## Input data
────

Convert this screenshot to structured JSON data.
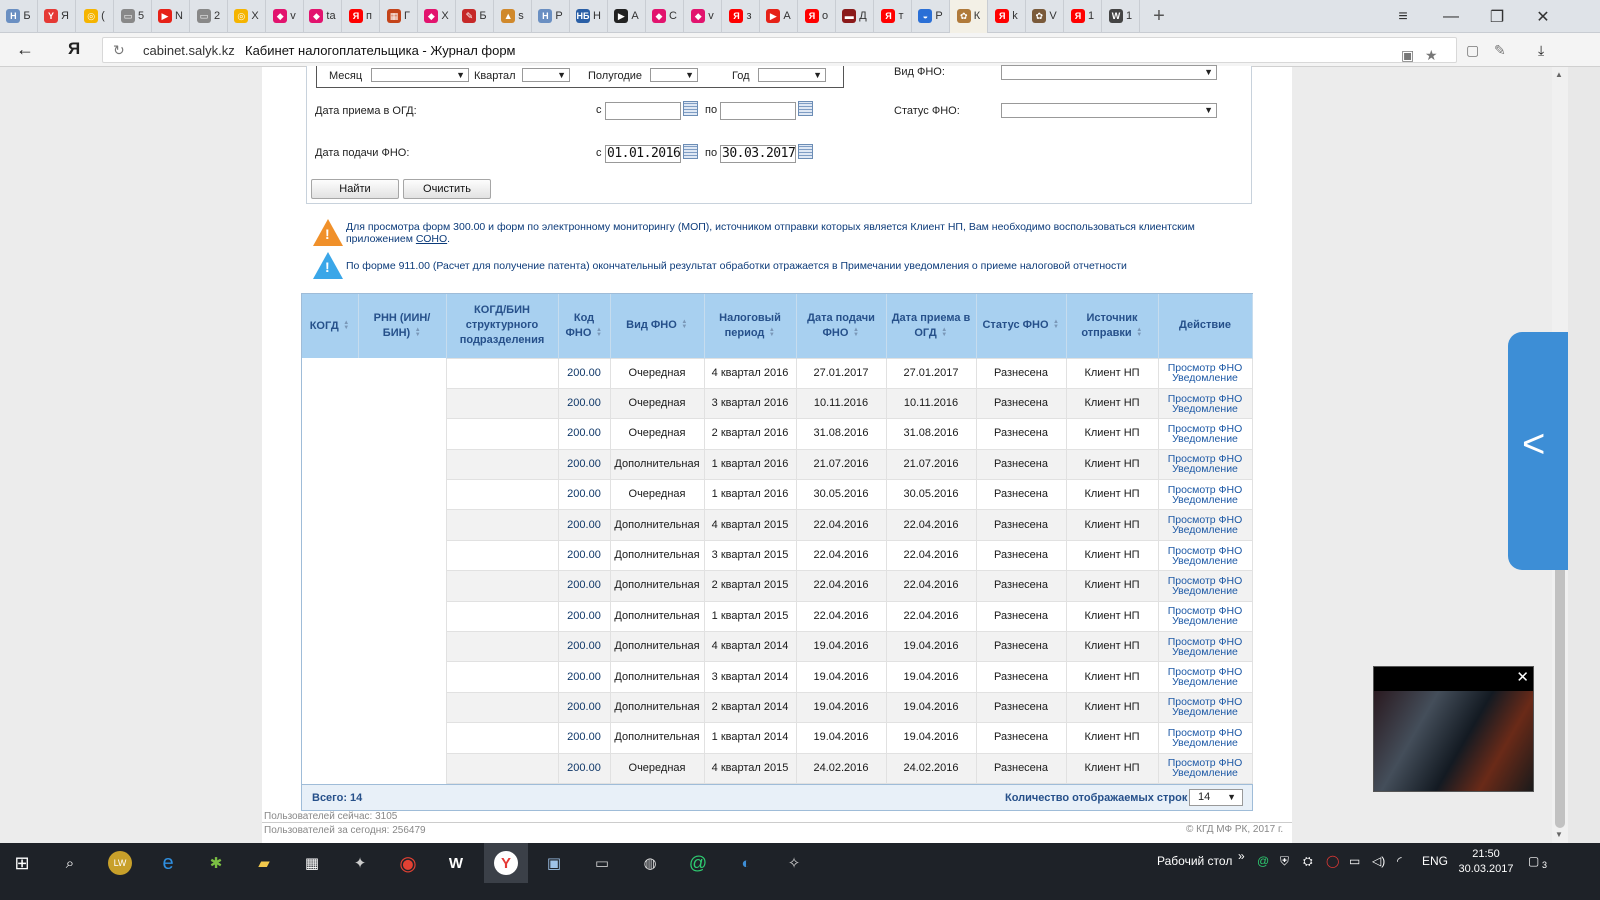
{
  "browser": {
    "tabs": [
      {
        "icon": "Н",
        "label": "Б",
        "color": "#6a8fc2"
      },
      {
        "icon": "Y",
        "label": "Я",
        "color": "#e53935"
      },
      {
        "icon": "◎",
        "label": "(",
        "color": "#f5b400"
      },
      {
        "icon": "▭",
        "label": "5",
        "color": "#888888"
      },
      {
        "icon": "▶",
        "label": "N",
        "color": "#e62117"
      },
      {
        "icon": "▭",
        "label": "2",
        "color": "#888888"
      },
      {
        "icon": "◎",
        "label": "Х",
        "color": "#f5b400"
      },
      {
        "icon": "◆",
        "label": "v",
        "color": "#e2136e"
      },
      {
        "icon": "◆",
        "label": "ta",
        "color": "#e2136e"
      },
      {
        "icon": "Я",
        "label": "п",
        "color": "#ff0000"
      },
      {
        "icon": "▦",
        "label": "Г",
        "color": "#c4441a"
      },
      {
        "icon": "◆",
        "label": "Х",
        "color": "#e2136e"
      },
      {
        "icon": "✎",
        "label": "Б",
        "color": "#c62828"
      },
      {
        "icon": "▲",
        "label": "s",
        "color": "#d0892c"
      },
      {
        "icon": "Н",
        "label": "Р",
        "color": "#6a8fc2"
      },
      {
        "icon": "НБ",
        "label": "Н",
        "color": "#2a5fa6"
      },
      {
        "icon": "▶",
        "label": "А",
        "color": "#222222"
      },
      {
        "icon": "◆",
        "label": "С",
        "color": "#e2136e"
      },
      {
        "icon": "◆",
        "label": "v",
        "color": "#e2136e"
      },
      {
        "icon": "Я",
        "label": "з",
        "color": "#ff0000"
      },
      {
        "icon": "▶",
        "label": "А",
        "color": "#e62117"
      },
      {
        "icon": "Я",
        "label": "о",
        "color": "#ff0000"
      },
      {
        "icon": "▬",
        "label": "Д",
        "color": "#8b1a1a"
      },
      {
        "icon": "Я",
        "label": "т",
        "color": "#ff0000"
      },
      {
        "icon": "◒",
        "label": "Р",
        "color": "#2a6fd6"
      },
      {
        "icon": "✿",
        "label": "К",
        "color": "#b07a3a"
      },
      {
        "icon": "Я",
        "label": "k",
        "color": "#ff0000"
      },
      {
        "icon": "✿",
        "label": "V",
        "color": "#7a5a3a"
      },
      {
        "icon": "Я",
        "label": "1",
        "color": "#ff0000"
      },
      {
        "icon": "W",
        "label": "1",
        "color": "#444444"
      }
    ],
    "active_tab_index": 25,
    "address": {
      "domain": "cabinet.salyk.kz",
      "page_title": "Кабинет налогоплательщика - Журнал форм",
      "yandex_label": "Я"
    }
  },
  "filters": {
    "month_label": "Месяц",
    "quarter_label": "Квартал",
    "halfyear_label": "Полугодие",
    "year_label": "Год",
    "fno_type_label": "Вид ФНО:",
    "receipt_date_label": "Дата приема в ОГД:",
    "submit_date_label": "Дата подачи ФНО:",
    "from_label": "с",
    "to_label": "по",
    "receipt_from": "",
    "receipt_to": "",
    "submit_from": "01.01.2016",
    "submit_to": "30.03.2017",
    "status_label": "Статус ФНО:",
    "find_button": "Найти",
    "clear_button": "Очистить"
  },
  "notes": {
    "note1_text": "Для просмотра форм 300.00 и форм по электронному мониторингу (МОП), источником отправки которых является Клиент НП, Вам необходимо воспользоваться клиентским приложением",
    "note1_link": "СОНО",
    "note2_text": "По форме 911.00 (Расчет для получение патента) окончательный результат обработки отражается в Примечании уведомления о приеме налоговой отчетности",
    "warning_color": "#f0902a",
    "info_color": "#3aa6e8"
  },
  "table": {
    "columns": [
      "КОГД",
      "РНН (ИИН/ БИН)",
      "КОГД/БИН структурного подразделения",
      "Код ФНО",
      "Вид ФНО",
      "Налоговый период",
      "Дата подачи ФНО",
      "Дата приема в ОГД",
      "Статус ФНО",
      "Источник отправки",
      "Действие"
    ],
    "sortable": [
      true,
      true,
      false,
      true,
      true,
      true,
      true,
      true,
      true,
      true,
      false
    ],
    "rows": [
      {
        "code": "200.00",
        "type": "Очередная",
        "period": "4 квартал 2016",
        "submitted": "27.01.2017",
        "received": "27.01.2017",
        "status": "Разнесена",
        "source": "Клиент НП",
        "action1": "Просмотр ФНО",
        "action2": "Уведомление"
      },
      {
        "code": "200.00",
        "type": "Очередная",
        "period": "3 квартал 2016",
        "submitted": "10.11.2016",
        "received": "10.11.2016",
        "status": "Разнесена",
        "source": "Клиент НП",
        "action1": "Просмотр ФНО",
        "action2": "Уведомление"
      },
      {
        "code": "200.00",
        "type": "Очередная",
        "period": "2 квартал 2016",
        "submitted": "31.08.2016",
        "received": "31.08.2016",
        "status": "Разнесена",
        "source": "Клиент НП",
        "action1": "Просмотр ФНО",
        "action2": "Уведомление"
      },
      {
        "code": "200.00",
        "type": "Дополнительная",
        "period": "1 квартал 2016",
        "submitted": "21.07.2016",
        "received": "21.07.2016",
        "status": "Разнесена",
        "source": "Клиент НП",
        "action1": "Просмотр ФНО",
        "action2": "Уведомление"
      },
      {
        "code": "200.00",
        "type": "Очередная",
        "period": "1 квартал 2016",
        "submitted": "30.05.2016",
        "received": "30.05.2016",
        "status": "Разнесена",
        "source": "Клиент НП",
        "action1": "Просмотр ФНО",
        "action2": "Уведомление"
      },
      {
        "code": "200.00",
        "type": "Дополнительная",
        "period": "4 квартал 2015",
        "submitted": "22.04.2016",
        "received": "22.04.2016",
        "status": "Разнесена",
        "source": "Клиент НП",
        "action1": "Просмотр ФНО",
        "action2": "Уведомление"
      },
      {
        "code": "200.00",
        "type": "Дополнительная",
        "period": "3 квартал 2015",
        "submitted": "22.04.2016",
        "received": "22.04.2016",
        "status": "Разнесена",
        "source": "Клиент НП",
        "action1": "Просмотр ФНО",
        "action2": "Уведомление"
      },
      {
        "code": "200.00",
        "type": "Дополнительная",
        "period": "2 квартал 2015",
        "submitted": "22.04.2016",
        "received": "22.04.2016",
        "status": "Разнесена",
        "source": "Клиент НП",
        "action1": "Просмотр ФНО",
        "action2": "Уведомление"
      },
      {
        "code": "200.00",
        "type": "Дополнительная",
        "period": "1 квартал 2015",
        "submitted": "22.04.2016",
        "received": "22.04.2016",
        "status": "Разнесена",
        "source": "Клиент НП",
        "action1": "Просмотр ФНО",
        "action2": "Уведомление"
      },
      {
        "code": "200.00",
        "type": "Дополнительная",
        "period": "4 квартал 2014",
        "submitted": "19.04.2016",
        "received": "19.04.2016",
        "status": "Разнесена",
        "source": "Клиент НП",
        "action1": "Просмотр ФНО",
        "action2": "Уведомление"
      },
      {
        "code": "200.00",
        "type": "Дополнительная",
        "period": "3 квартал 2014",
        "submitted": "19.04.2016",
        "received": "19.04.2016",
        "status": "Разнесена",
        "source": "Клиент НП",
        "action1": "Просмотр ФНО",
        "action2": "Уведомление"
      },
      {
        "code": "200.00",
        "type": "Дополнительная",
        "period": "2 квартал 2014",
        "submitted": "19.04.2016",
        "received": "19.04.2016",
        "status": "Разнесена",
        "source": "Клиент НП",
        "action1": "Просмотр ФНО",
        "action2": "Уведомление"
      },
      {
        "code": "200.00",
        "type": "Дополнительная",
        "period": "1 квартал 2014",
        "submitted": "19.04.2016",
        "received": "19.04.2016",
        "status": "Разнесена",
        "source": "Клиент НП",
        "action1": "Просмотр ФНО",
        "action2": "Уведомление"
      },
      {
        "code": "200.00",
        "type": "Очередная",
        "period": "4 квартал 2015",
        "submitted": "24.02.2016",
        "received": "24.02.2016",
        "status": "Разнесена",
        "source": "Клиент НП",
        "action1": "Просмотр ФНО",
        "action2": "Уведомление"
      }
    ],
    "total": "Всего: 14",
    "rows_count_label": "Количество отображаемых строк",
    "rows_count_value": "14"
  },
  "footer": {
    "users_now": "Пользователей сейчас: 3105",
    "users_today": "Пользователей за сегодня: 256479",
    "copyright": "© КГД МФ РК, 2017 г."
  },
  "taskbar": {
    "desktop_label": "Рабочий стол",
    "lang": "ENG",
    "time": "21:50",
    "date": "30.03.2017",
    "notifications": "3"
  }
}
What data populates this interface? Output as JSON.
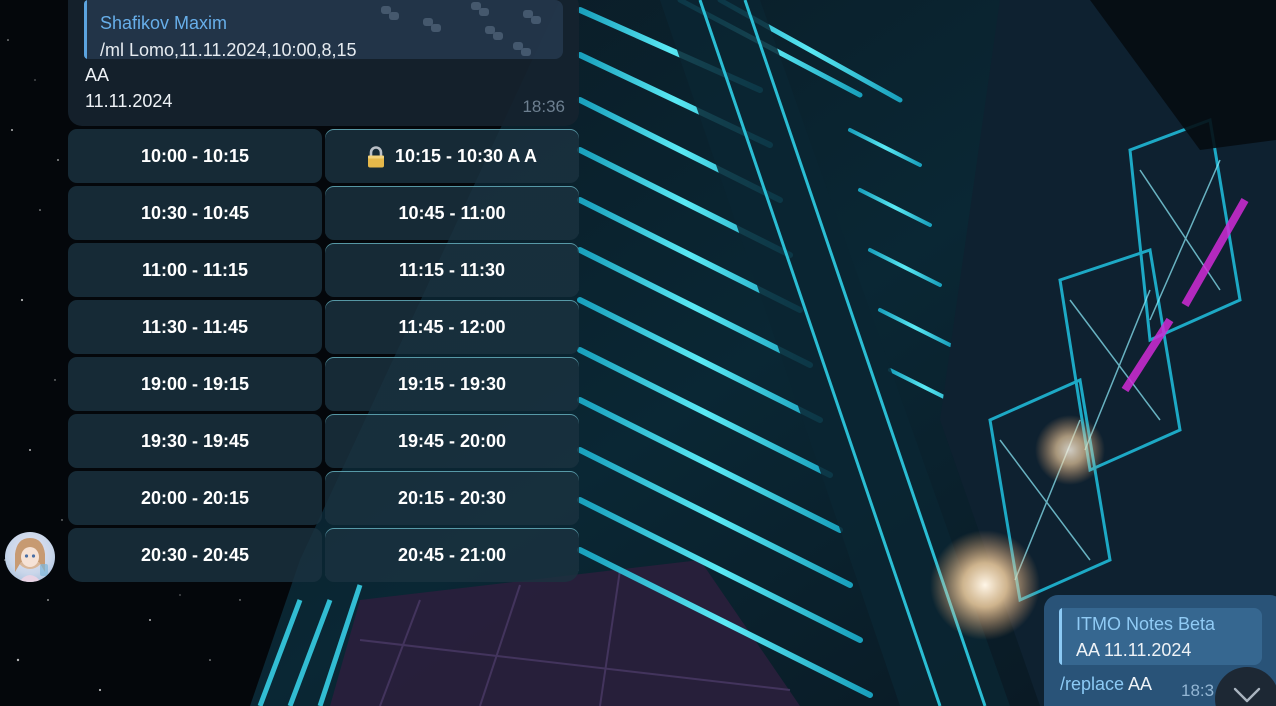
{
  "colors": {
    "accent": "#67aee9",
    "incoming_bubble": "#16222e",
    "outgoing_bubble": "#2c567c",
    "keyboard_button": "#1b3240",
    "neon": "#2fe3ff"
  },
  "incoming_message": {
    "reply": {
      "author": "Shafikov Maxim",
      "text": "/ml Lomo,11.11.2024,10:00,8,15"
    },
    "lines": [
      "AA",
      "11.11.2024"
    ],
    "time": "18:36"
  },
  "keyboard": {
    "buttons": [
      {
        "label": "10:00 - 10:15",
        "locked": false
      },
      {
        "label": "10:15 - 10:30 A A",
        "locked": true,
        "icon": "lock-icon"
      },
      {
        "label": "10:30 - 10:45",
        "locked": false
      },
      {
        "label": "10:45 - 11:00",
        "locked": false
      },
      {
        "label": "11:00 - 11:15",
        "locked": false
      },
      {
        "label": "11:15 - 11:30",
        "locked": false
      },
      {
        "label": "11:30 - 11:45",
        "locked": false
      },
      {
        "label": "11:45 - 12:00",
        "locked": false
      },
      {
        "label": "19:00 - 19:15",
        "locked": false
      },
      {
        "label": "19:15 - 19:30",
        "locked": false
      },
      {
        "label": "19:30 - 19:45",
        "locked": false
      },
      {
        "label": "19:45 - 20:00",
        "locked": false
      },
      {
        "label": "20:00 - 20:15",
        "locked": false
      },
      {
        "label": "20:15 - 20:30",
        "locked": false
      },
      {
        "label": "20:30 - 20:45",
        "locked": false
      },
      {
        "label": "20:45 - 21:00",
        "locked": false
      }
    ]
  },
  "outgoing_message": {
    "reply": {
      "author": "ITMO Notes Beta",
      "text": "AA 11.11.2024"
    },
    "command": "/replace",
    "argument": " AA",
    "time": "18:3"
  },
  "icons": {
    "avatar": "avatar",
    "scroll_down": "chevron-down-icon",
    "lock": "lock-icon"
  }
}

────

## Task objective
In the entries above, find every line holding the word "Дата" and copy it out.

## Your response
    "receipt_date_label": "Дата приема в ОГД:",
    "submit_date_label": "Дата подачи ФНО:",
      "Дата подачи ФНО",
      "Дата приема в ОГД",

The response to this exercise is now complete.